We are living through an amazing time in the arts, the beginning of an epoch. Artists of all types, (even those of us with limited resources), have access to tools that hadn’t been dreamed in the “golden era”, fabulous instruments musical and technical. Everything has changed- the playing field, the game, the players.  This presents us with a challenge, but luckily we threw the rulebook out with the old game.

We must seize this moment. WE THE PEOPLE, the artists, the musicians, the dancers, WE can write the new rules, and take back our art from the puppetmasters. We can go around their weakened forces, directly to our fans.

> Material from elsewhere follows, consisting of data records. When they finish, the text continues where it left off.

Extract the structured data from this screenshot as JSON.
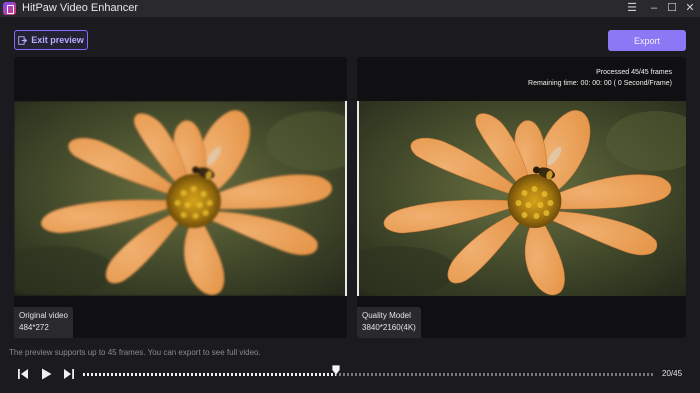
{
  "app": {
    "title": "HitPaw Video Enhancer"
  },
  "window_controls": {
    "menu": "☰",
    "minimize": "–",
    "maximize": "☐",
    "close": "✕"
  },
  "toolbar": {
    "exit_label": "Exit preview",
    "export_label": "Export"
  },
  "left_panel": {
    "title": "Original video",
    "resolution": "484*272"
  },
  "right_panel": {
    "title": "Quality Model",
    "resolution": "3840*2160(4K)",
    "processed": "Processed 45/45 frames",
    "remaining": "Remaining time: 00: 00: 00 ( 0 Second/Frame)"
  },
  "note": "The preview supports up to 45 frames. You can export to see full video.",
  "player": {
    "counter": "20/45",
    "current_frame": 20,
    "total_frames": 45
  },
  "colors": {
    "accent": "#8c78f5",
    "background": "#1b1b1f"
  },
  "icons": [
    "app-logo-icon",
    "exit-icon",
    "prev-frame-icon",
    "play-icon",
    "next-frame-icon",
    "slider-handle-icon"
  ]
}
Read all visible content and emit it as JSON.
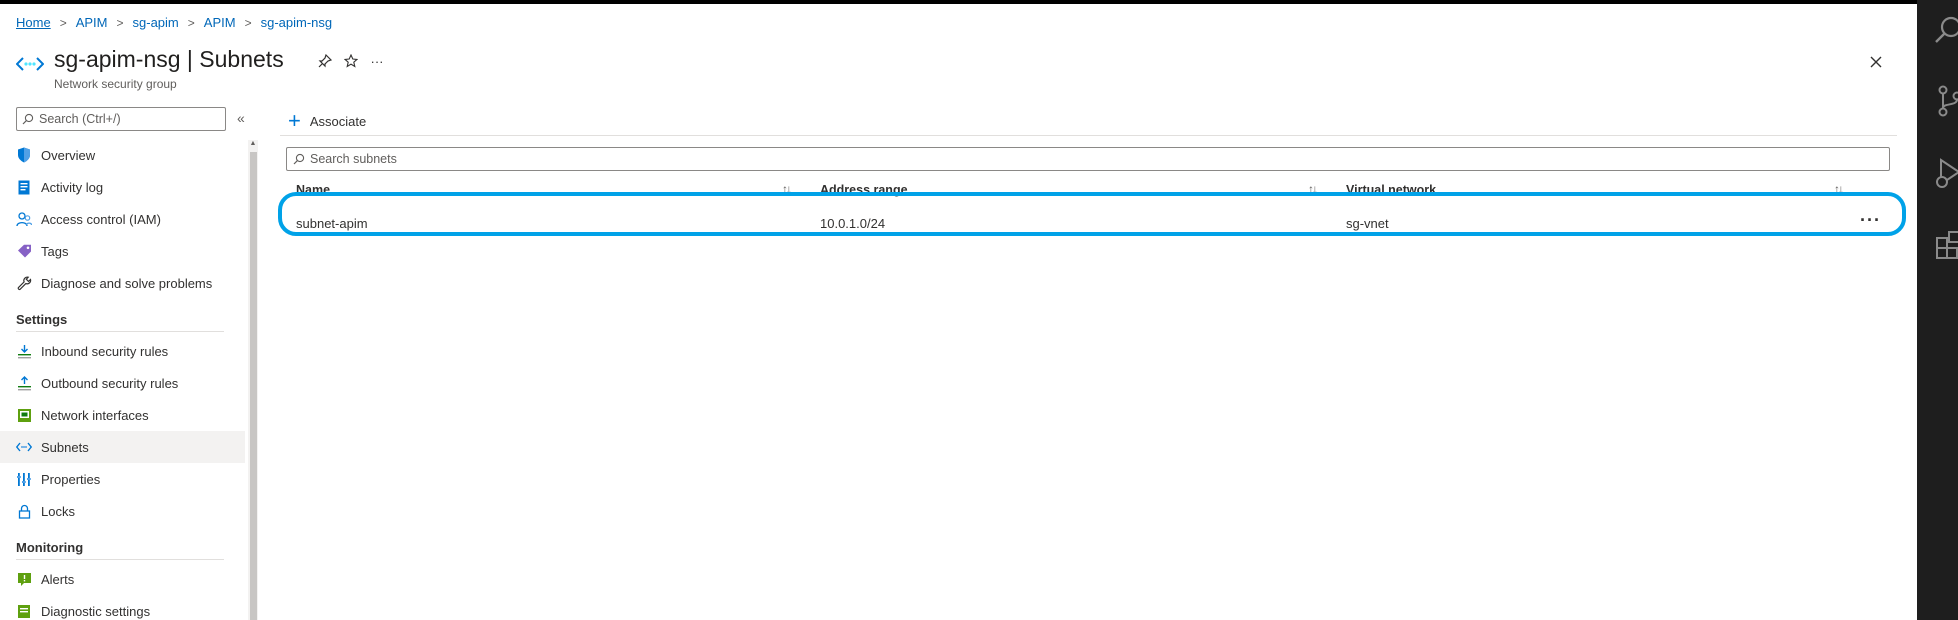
{
  "breadcrumb": {
    "items": [
      {
        "label": "Home"
      },
      {
        "label": "APIM"
      },
      {
        "label": "sg-apim"
      },
      {
        "label": "APIM"
      },
      {
        "label": "sg-apim-nsg"
      }
    ]
  },
  "header": {
    "title": "sg-apim-nsg | Subnets",
    "subtitle": "Network security group",
    "more_label": "···"
  },
  "nav": {
    "search_placeholder": "Search (Ctrl+/)",
    "collapse_label": "«",
    "items_top": [
      {
        "label": "Overview",
        "icon": "shield-icon"
      },
      {
        "label": "Activity log",
        "icon": "log-icon"
      },
      {
        "label": "Access control (IAM)",
        "icon": "people-icon"
      },
      {
        "label": "Tags",
        "icon": "tag-icon"
      },
      {
        "label": "Diagnose and solve problems",
        "icon": "wrench-icon"
      }
    ],
    "sections": [
      {
        "title": "Settings",
        "items": [
          {
            "label": "Inbound security rules",
            "icon": "inbound-icon"
          },
          {
            "label": "Outbound security rules",
            "icon": "outbound-icon"
          },
          {
            "label": "Network interfaces",
            "icon": "nic-icon"
          },
          {
            "label": "Subnets",
            "icon": "subnet-icon",
            "selected": true
          },
          {
            "label": "Properties",
            "icon": "properties-icon"
          },
          {
            "label": "Locks",
            "icon": "lock-icon"
          }
        ]
      },
      {
        "title": "Monitoring",
        "items": [
          {
            "label": "Alerts",
            "icon": "alert-icon"
          },
          {
            "label": "Diagnostic settings",
            "icon": "diagnostic-icon"
          }
        ]
      }
    ]
  },
  "toolbar": {
    "associate_label": "Associate"
  },
  "grid": {
    "search_placeholder": "Search subnets",
    "columns": [
      {
        "label": "Name"
      },
      {
        "label": "Address range"
      },
      {
        "label": "Virtual network"
      }
    ],
    "sort_symbol": "↑↓",
    "rows": [
      {
        "name": "subnet-apim",
        "address_range": "10.0.1.0/24",
        "virtual_network": "sg-vnet",
        "more_label": "···"
      }
    ]
  },
  "colors": {
    "accent": "#0078d4",
    "link": "#0067b8",
    "highlight": "#00a2e8",
    "rail": "#1e1e1e"
  }
}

We are talking  revolution, here, and what the new post.alt music business 2.0 will look like.  If anything is certain, it’s that you will be in control of your art and your business if you intend to survive- and you will be using any and every tool available, to make your music and to get it into the ears of your listeners, wherever they are.

I won’t go too deeply into music production tools (although there may be a bit about the Death of Autotune (2009), sticking mainly to the marketing and distribution of your “product”, the micro-business of you or your band.

Yamaha CX5M, c1984

Yamaha CX5M, c1984

Musicians were early adopters of computer tech. It all started, for me with a Yamaha CX5M in 1984, hooked to a DX7.  The evolution to an Atari ST in ’85 and an internet connection was logical and orderly, and I had email (Compuserve, 1987!) for about a year before I had anybody to email to.  But I knew then, it was something that could be leveraged, a huge network I didn’t pay for, a pipe of ever-growing size from my computer to yours! Practically free, I could send a song for a song, and it changed my life.   The wires  and the satellites are  there, we can use them willy-nilly. How do we do that? How can we make the most of it?

Answering this and looking ahead, this is all about surviving in the real world by utilizing the virtual world.

Guaranteed Pundit-grade or Better Opinion and Consultation, Right Here! Read more

Going Around the Blockage

This no-brainer of a strategy comes straight out of the Republican playbook, and you’ve got to give them some credit- just use it towards better ends, please. I did music for a documentary on Jesse Helms a few years back, and spent quite a few hours listening to Jesse’s henchmen describe how they put Senator No into office and kept him there for years. The smart guy was Richard Viguerie, a long-time politico/marketing genius, credited with “inventing” direct mail marketing. He holds up his left hand, back to camera, and then describes going “around the blockage of Dan Rather, CBS news, the NY Times, the liberal media”, his right hand moving around the left, like a shark going for the kill- “straight to the voters”  with his direct mail appeals.

That’s what the modern musician can do, if he/she/they can leverage the internet, really use the tools that are available- and there are plenty- to get and keep fans. Who are you trying to reach? Where are they hanging out? At a nearby club? At the country club? In front of their computer??

Answer one question at a time, add your own, and stay tuned!

Pioneered political use of computerized direct mail. That technology was the Internet of its day: it enabled conservatives to get around liberals’ dominance of the mass media; it allowed thousands of conservative candidates, organizations and causes to get their messages to grassroots Americans. – RV